2. The petitioner stated that between the 6th and the 14th February he was seeking legal advice and that he had done nothing His objections were: (1) that the names of the arbitrators were not disclosed; (2) that no time or place for the hearing was fixed; (3) that no opportunity was given to him to prove his case; (4) that the arbitrators should not have proceeded with the reference ex parte; (5) that the rule’s were ultra vires and illegal; and (6) lastly that the award was in excess of the claim, that was: to say that the arbitrators had allowed a larger sum and at higher rates than the claim of the respondents, which they submitted in their difference bills. In this application the petitioner did not say that he did not know the rules, but apparently on receipt of the letter from the Registrar he went to his legal advisers and sought their help.
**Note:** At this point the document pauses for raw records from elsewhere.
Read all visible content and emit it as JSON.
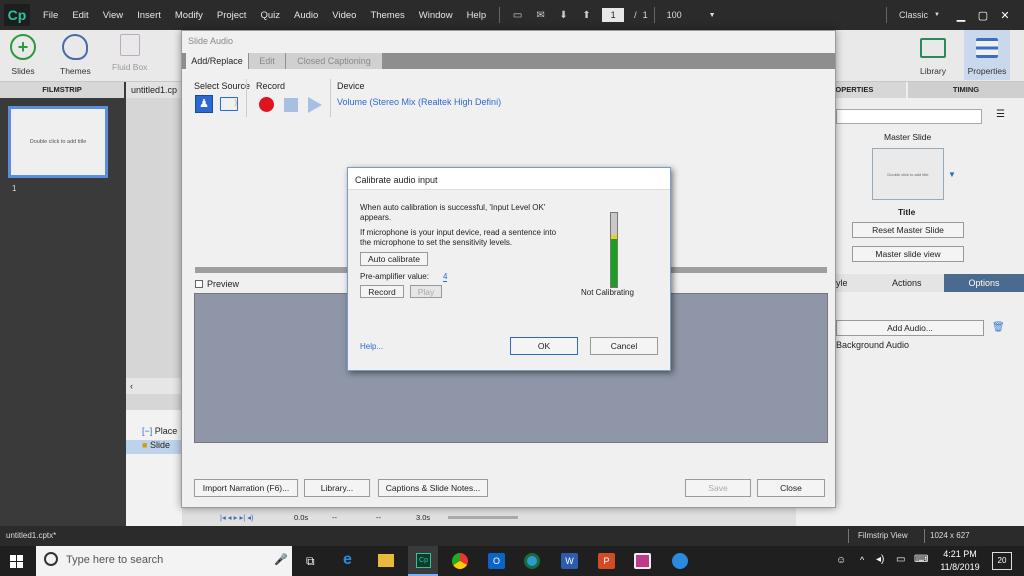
{
  "app": {
    "logo": "Cp",
    "menu": [
      "File",
      "Edit",
      "View",
      "Insert",
      "Modify",
      "Project",
      "Quiz",
      "Audio",
      "Video",
      "Themes",
      "Window",
      "Help"
    ],
    "page_current": "1",
    "page_sep": "/",
    "page_total": "1",
    "zoom": "100",
    "workspace": "Classic"
  },
  "toolbar": {
    "slides": "Slides",
    "themes": "Themes",
    "fluid_box": "Fluid Box",
    "library": "Library",
    "properties": "Properties"
  },
  "filmstrip": {
    "title": "FILMSTRIP",
    "thumb_text": "Double click to add title",
    "slide_num": "1"
  },
  "document_tab": "untitled1.cp",
  "timeline": {
    "rows": [
      "Place",
      "Slide"
    ],
    "time_start": "0.0s",
    "time_dash1": "--",
    "time_dash2": "--",
    "duration": "3.0s"
  },
  "right_panel": {
    "tab_properties": "ROPERTIES",
    "tab_timing": "TIMING",
    "master_slide_label": "Master Slide",
    "master_thumb_text": "Double click to add title",
    "master_name": "Title",
    "reset_master": "Reset Master Slide",
    "master_view": "Master slide view",
    "tab_style": "yle",
    "tab_actions": "Actions",
    "tab_options": "Options",
    "add_audio": "Add Audio...",
    "background_audio": "Background Audio"
  },
  "slide_audio": {
    "title": "Slide Audio",
    "tab_add": "Add/Replace",
    "tab_edit": "Edit",
    "tab_cc": "Closed Captioning",
    "select_source": "Select Source",
    "record": "Record",
    "device": "Device",
    "device_value": "Volume (Stereo Mix (Realtek High Defini)",
    "preview": "Preview",
    "import_narration": "Import Narration (F6)...",
    "library": "Library...",
    "captions": "Captions & Slide Notes...",
    "save": "Save",
    "close": "Close"
  },
  "calibrate": {
    "title": "Calibrate audio input",
    "line1": "When auto calibration is successful, 'Input Level OK'",
    "line2": "appears.",
    "line3": "If microphone is your input device, read a sentence into",
    "line4": "the microphone to set the sensitivity levels.",
    "auto_calibrate": "Auto calibrate",
    "preamp_label": "Pre-amplifier value:",
    "preamp_value": "4",
    "record": "Record",
    "play": "Play",
    "status": "Not Calibrating",
    "help": "Help...",
    "ok": "OK",
    "cancel": "Cancel"
  },
  "statusbar": {
    "file": "untitled1.cptx*",
    "view": "Filmstrip View",
    "size": "1024 x 627"
  },
  "taskbar": {
    "search_placeholder": "Type here to search",
    "time": "4:21 PM",
    "date": "11/8/2019",
    "notif": "20"
  },
  "colors": {
    "accent_blue": "#1f6fd0",
    "record_red": "#e0141e",
    "meter_green": "#1aa020",
    "menubar": "#2b2b2b"
  }
}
He could then, if he chose, if he had sufficient grounds have repudiated the authority of the Bengal Chamber to arbitrate or required the other party to state as to under what rules, if any, or under what manner the Chamber was going to proceed. From paragraph 12 of the petition it can be inferred that he had some knowledge of the rules. Of course, it is difficult to come to any conclusion from that paragraph as to when he came to know of the rules, but it is clear that although he was repeatedly written to, he did nothing in the matter and he allowed the persons or the Court appointed to adjudicate to proceed with the reference. It has been held by Mr. Justice Harington in Ganges Manufacturing Co. v. Indra Chand 33 C. 1169 that a person who had submitted to an arbitration of this nature Must be deemed to have known the rules wider which the Chamber was going to proceed and that he could not be heard to say that he was not bound by the procedure followed by the Chamber. I am not prepared to agree with that judgment in its entirety. There was no allegation at all that the procedure which was followed was not a regular procedure. So far as the proceedings being ex parte there is no ground of complaint. The petitioner deliberately refused to do anything and there was no duty cast upon the arbitrators to further give him an opportunity of being heard.
3. The serious question in this case, however, is as regards the award being in excess of the claim. It is clear that the award exceeds the amount mentioned in the difference bills and that the rates allowed by the arbitrators are in excess of the rates demanded by the respondents. On this point I think that the arbitrators have gone in excess of their jurisdiction. I accordingly remit the award to the arbitrators for re-consideration. With regard to the costs of this application, taking all the circumstances into consideration I think that justice will be met by directing each party to bear his own costs.